Data consist of information coming from observations, counts, measurements, or responses.
Statistics the science of collecting, organizing, analyzing, and interpreting data in order to make decisions.
Population the set of all people or items that are of interest.
Sample a subset of a population
Parameter a numerical description of a population characteristic.
Statistic a numerical description of a sample characteristic.
Descriptive statistics the branch of statistics that involves the organization, summarization, and display of data.
Inferential statistics the branch of statistics that involves using a sample to draw conclusions about a population. A basic tool in the study of inferential statistics is probability.
Qualitative data consist of attributes, labels, or nonnumerical entries.
Quantitative data consist of numerical measurements or counts.
Nominal level of measurement qualitative only. Data at this level are categorized using names, labels, or qualities. No mathematical computations can be made at this level and there is no order.
Ordinal level of measurement qualitative or quantitative data. Data at this level can be arranged in order, or ranked, but differences between data entries are not meaningful.
Interval level of measurement data that can be ordered, and you can calculate meaningful differences between data entries. At this level, a zero entry simply represents a position on a scale; the entry is not an inherent zero.
Ratio level of measurement data that are similar to data at the interval level, with the added property that a zero entry is an inherent zero. A ratio of two data values can be formed so that one data value can be meaningfully expressed as a multiple of another.
Observational study a method of gathering data in which a researcher observes and measures the characteristics of interest of part of a population but does not change existing conditions.
Experiment a method of gathering data in which a researcher applies a treatment to part of the population and then observes and measures the responses of interest of part of a population.
Simulation a method of gathering data that uses a mathematical or physical model to reproduce the conditions of an impractical, expensive, or dangerous situation or process.
Survey a method of gathering data which is an investigation carried out by asking people questions by interview, mail, or telephone.
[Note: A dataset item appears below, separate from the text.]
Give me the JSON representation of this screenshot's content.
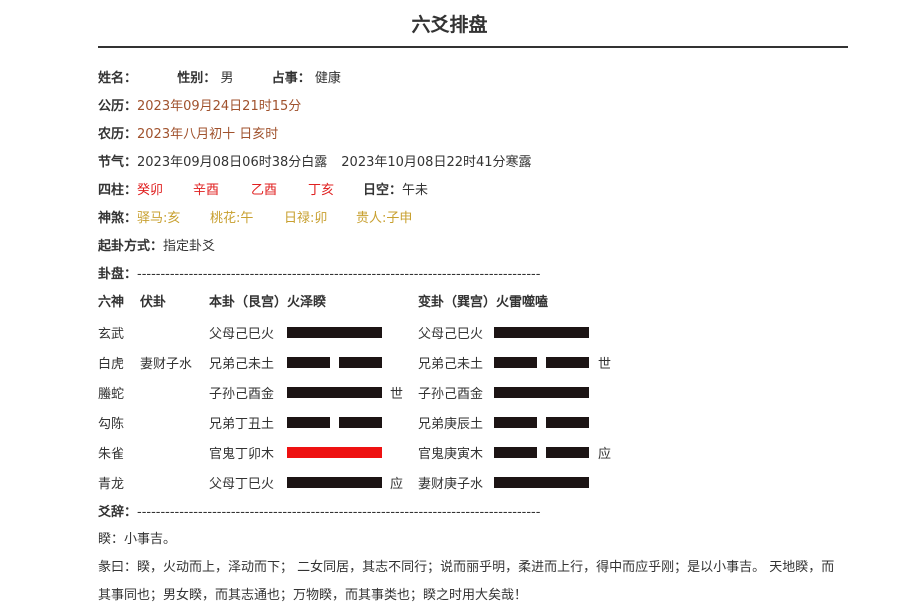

Confounding variable occurs when an experimenter cannot tell the difference between the effects of different factors on a variable.
Simple random sample every possible sample of the same size has the same chance of being selected. Individuals/items are randomly chosen from the entire population
Stratified sample a sampling technique used when it is important to have members/items from each segment of the population; the population is divided into subsets that share a similar characteristic and some members/items of each group are randomly selected for the study.
Cluster sample a sampling technique used when the population falls into naturally occurring subgroups, each sharing similar characteristics; the subgroups are randomly selected and then all members/items of the selected subgroups are included in the study
Systematic sample a sampling technique in which each member/item of the population is assigned a number, a starting point is randomly selected, and sample members/items are chosen at regular intervals from the starting number.
Convenience sample a sampling technique that often leads to biased studies because it consists of only readily available members/items of the population. This method is not recommended.
Created by: 100002355557447